While it might be tempting to take the advice of TLC not to chase waterfalls and instead “stick to the rivers and the lakes that you’re used to”, growing a business (especially in a meaningful way) can often only be achieved through not sticking to what you are used to, and rather grasping what some view is the nettle of venture capital investment.
Unfortunately, when dealing with venture capital, you are unlikely to be able to have it “your way or nothing at all”. Quite often, the opposite is true. A case in point is the so-called “waterfall” or “liquidation preference”.
Simply put, the liquidation preference determines how the surplus assets of the company will be distributed to each class of shareholders (once secured and unsecured creditors have been paid). This will occur either upon liquidation of the company or upon the divestment of the company (i.e., a share or asset sale or initial public offering).
Without a waterfall embedded in the company’s articles of association, the default position is that surplus proceeds on a winding-up or divestment will be distributed to all shareholders proportionately to their shareholding. A venture capital investor will want to place themselves at the top of the waterfall in a distribution of surplus assets, so they recover not only their capital investment ahead of/preferentially to other shareholders, but also ideally get to participate in the remaining surplus assets.

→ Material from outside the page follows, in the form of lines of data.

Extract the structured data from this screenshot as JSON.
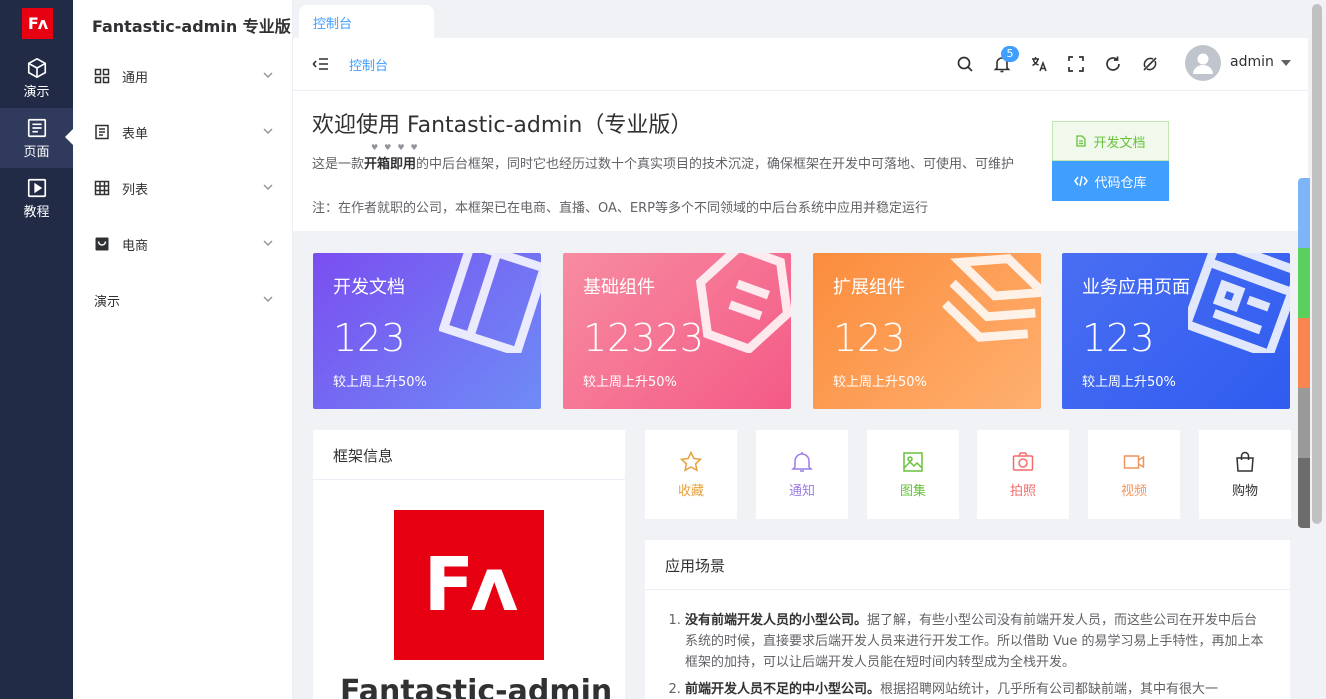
{
  "rail": {
    "logo": "Fʌ",
    "items": [
      {
        "label": "演示",
        "icon": "cube-icon"
      },
      {
        "label": "页面",
        "icon": "page-icon"
      },
      {
        "label": "教程",
        "icon": "play-icon"
      }
    ]
  },
  "sidebar": {
    "title": "Fantastic-admin 专业版",
    "items": [
      {
        "label": "通用",
        "icon": "grid-icon"
      },
      {
        "label": "表单",
        "icon": "form-icon"
      },
      {
        "label": "列表",
        "icon": "table-icon"
      },
      {
        "label": "电商",
        "icon": "shop-icon"
      },
      {
        "label": "演示",
        "icon": ""
      }
    ]
  },
  "tabs": [
    {
      "label": "控制台"
    }
  ],
  "header": {
    "breadcrumb": "控制台",
    "notify_count": "5",
    "username": "admin"
  },
  "welcome": {
    "title": "欢迎使用 Fantastic-admin（专业版）",
    "desc_prefix": "这是一款",
    "desc_bold": "开箱即用",
    "desc_suffix": "的中后台框架，同时它也经历过数十个真实项目的技术沉淀，确保框架在开发中可落地、可使用、可维护",
    "note": "注：在作者就职的公司，本框架已在电商、直播、OA、ERP等多个不同领域的中后台系统中应用并稳定运行",
    "btn_doc": "开发文档",
    "btn_repo": "代码仓库"
  },
  "stats": [
    {
      "title": "开发文档",
      "value": "123",
      "trend": "较上周上升50%"
    },
    {
      "title": "基础组件",
      "value": "12323",
      "trend": "较上周上升50%"
    },
    {
      "title": "扩展组件",
      "value": "123",
      "trend": "较上周上升50%"
    },
    {
      "title": "业务应用页面",
      "value": "123",
      "trend": "较上周上升50%"
    }
  ],
  "info": {
    "title": "框架信息",
    "logo": "Fʌ",
    "name": "Fantastic-admin"
  },
  "quick": [
    {
      "label": "收藏",
      "icon": "star-icon",
      "color": "#e6a23c"
    },
    {
      "label": "通知",
      "icon": "bell-icon",
      "color": "#9b7ce6"
    },
    {
      "label": "图集",
      "icon": "image-icon",
      "color": "#67c23a"
    },
    {
      "label": "拍照",
      "icon": "camera-icon",
      "color": "#f56c6c"
    },
    {
      "label": "视频",
      "icon": "video-icon",
      "color": "#f2935c"
    },
    {
      "label": "购物",
      "icon": "bag-icon",
      "color": "#303133"
    }
  ],
  "scenes": {
    "title": "应用场景",
    "items": [
      {
        "bold": "没有前端开发人员的小型公司。",
        "text": "据了解，有些小型公司没有前端开发人员，而这些公司在开发中后台系统的时候，直接要求后端开发人员来进行开发工作。所以借助 Vue 的易学习易上手特性，再加上本框架的加持，可以让后端开发人员能在短时间内转型成为全栈开发。"
      },
      {
        "bold": "前端开发人员不足的中小型公司。",
        "text": "根据招聘网站统计，几乎所有公司都缺前端，其中有很大一"
      }
    ]
  },
  "colors": {
    "primary": "#409eff",
    "rail_bg": "#222b45",
    "brand_red": "#e60012"
  }
}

A liquidation preference is just one of the special rights that a VCT investor may insist on; others being fixed (cumulative) dividends, the right to convert to ordinary shares and the right of redemption for cash.
Not all waterfall clauses will look the same, they will be negotiated between the founders and the investors – but there are common types which are outlined below.
In a non-participating liquidation preference, before any other shareholders receive any proceeds, the investor shareholder will be paid the subscription price for their shares (or a multiple of them) together with any declared but unpaid dividends. Any remaining proceeds are then proportionately shared by the other shareholders. This protects the investor from the downside on its investment; however, its upside on the distribution of surplus assets is limited. This type of liquidation preference is most favourable to the founders of the company.
In this type of waterfall, the investor has its investment (or a multiple of it) returned first on the same basis as a non-participating liquidation preference. However, the investor is additionally entitled to participate proportionally alongside the other shareholders in the balance of any surplus. This means the investor has a double-dip – not only is its downside risk protected (like in a non-participating liquidation preference) but it is entitled to participate in any upside. This type of liquidation preference is most favourable to investors in the company.
This is identical to the full participating, save that the investor may only participate pro rata with the other shareholders once they have recovered their initial investment (or a multiple of it) up to a maximum amount (usually expressed as a multiple of their investment). After the cap is reached, only the other shareholders participate in any surplus assets.
If the surplus assets are high, where the investor has a non-participating or a capped participating preference, they could receive less than if they had been paid out in proportion to their shareholding. For this reason, the investor often has the right to convert their shares to ordinary shares, forfeit the liquidation preference, and participate proportionally in any surplus with ordinary shareholders.
It is also worth noting that depending on the amount of the surplus proceeds to be distributed, the interests of the investor shareholders and ordinary shareholders can become misaligned ‐ this is due to the creation of dead zones. In dead zones, the ordinary shareholders may not be incentivized to seek an increased exit price as their exit return remains flat compared to the investor shareholders whose return would increase if the exit price increased. In some liquidation preferences, the reverse is true.
Where shareholders are looking to raise money using the tax-efficient Seed Enterprise Investment Scheme (SEIS) or Enterprise Investment Scheme (EIS) special care must be taken. For SEIS/EIS investment relief to apply, the rule is that on a winding-up event there can be no liquidation preference for some shareholders over others. On winding up, any surplus assets must be returned to all shareholders in the same proportion based on the subscription price for the shares and the number of shares held. The rationale for this is that to receive tax relief, the investment must be truly at risk and so must not be protected on winding up by mechanisms such as liquidation preferences. However, the relief is only impacted by preferences on a winding up; it is not impacted by preferences on a sale of the company or its assets, meaning that liquidation preferences can be incorporated to allow investors to take upside on a sale of the business. Swivel and ratchet mechanisms can also be used to allow the investor to recover its initial investment while still complying with HMRC rules.
Not all waterfalls are created equal; what the liquidation preference embedded in the company&rssquo;s articles of association will look like will ultimately come down to the balance of power between the existing shareholders and the new investors. Given the importance of downside and upside risk allocation, early engagement on the terms of the liquidation preference is advisable at the term sheet stage.
At Garfield Smith – Technology & Data Lawyers we have extensive experience in advising companies preparing for, negotiating and finalising investments. If you have any considering investments for your company or have any questions or comments on any of the issues covered by this briefing please do not hesitate to contact us.